Foresight

There are many things in life that are not exactly as they seem.  For example, the phrase “fast food” comes to mind because it is often neither fast nor food by the time you get it.

Some might consider the phrase “congressional action” to be a huge misnomer, as well.  That’s all I have to say about that.

Or maybe you have fallen prey to the commercial retail phrase of “buy today and save $100!!”  Last time, I checked, when I bought any item like this, I never received the savings in my account the next day.

There is one that is extremely true and reliable. I’m pretty sure you’ve heard it before, so it isn’t anything earth shattering.

“Hindsight is 20/20.”

Yep.  That’s it. That’s the truth.  I think right now, if you’re like me, you are scrolling through various circumstances from your past in which this axiom was proven to be true.  How many times in your life have you ever had the thought cross your mind, “If I had only known then, what I know now.”

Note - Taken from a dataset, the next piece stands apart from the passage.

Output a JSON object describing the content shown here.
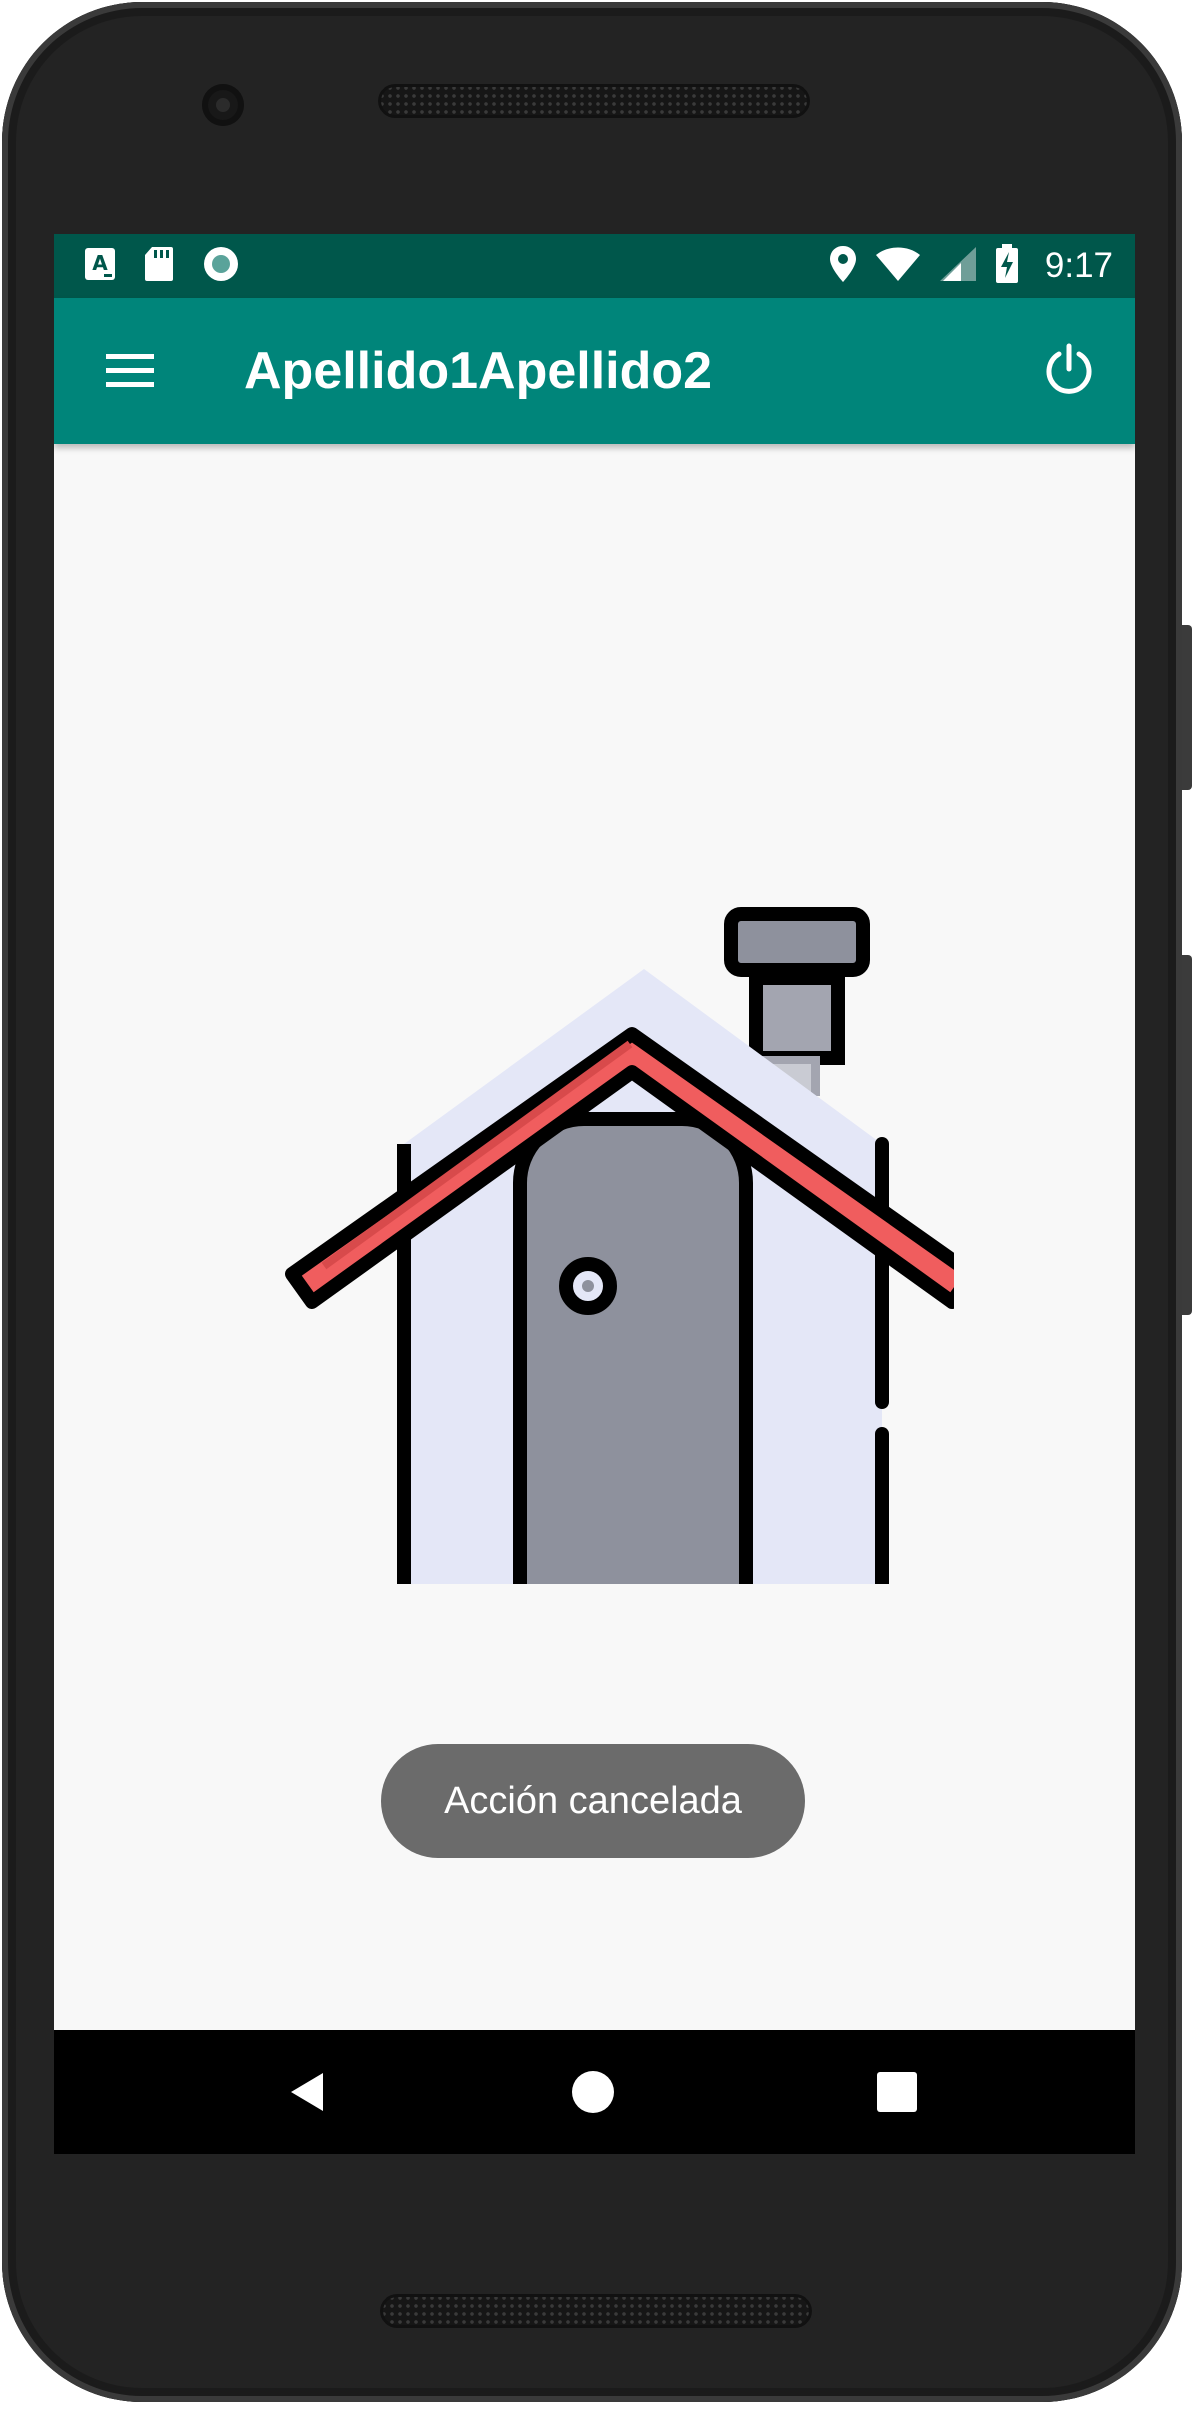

It’s so easy to look back and see things so much clearer than when we first ventured into those circumstances.  Some large scale events which come to mind are things like career choices, marriage, parenting, large financial decisions like a home or car purchases, etc. And then, there are smaller ones like choosing which lane on the interstate, which size pants to purchase or maybe choosing a particular entrée that might have been a bit too spicy for your tender tummy…. Nuff said.

If hindsight is 20/20, then foresight needs full strength bifocals!!  That’s where faith comes in.
In this week’s Immerse reading, we finish the book of Esther which tells the beautiful story of the faithfulness rooted in the past and the trusting faith of God to bless those who are faithful to Him in the future. We see the story of Queen Esther, in response to the challenge from her uncle, standing boldly for the Lord and using her faith in Him to help her have the foresight to know she has been put there “for such a time as this” (p. 149), and she can’t overlook the opportunity.

When it comes to our lives and our own unique circumstances, we may need to apply some of these truths to our decision making process. Maybe we should stop waiting for our own version of “Uncle Mordecai” to tell us the importance of the moment. Maybe we should start practicing this on a regular consistent basis on our own. Maybe if we did, we might encounter more opportunities in which we can rightfully and righteously fulfill our calling to “such a time as this.”

Let’s begin today to live each day with the kind of faith that says, “Today is the day!” Let’s stop living life like we only have one moment to look out for to make a difference, but instead, let’s seize every single moment and make the most of it.  Isn’t that what Paul had in mind when he reminded the believers in Colossae to “Be wise in the way you act toward outsiders; make the most of every opportunity” (Col 4:5).

If we can begin to use our faith to help our foresight see things more clearly, then we will clearly see the opportunities the Lord has put before us for “such a time as this.” That time is now.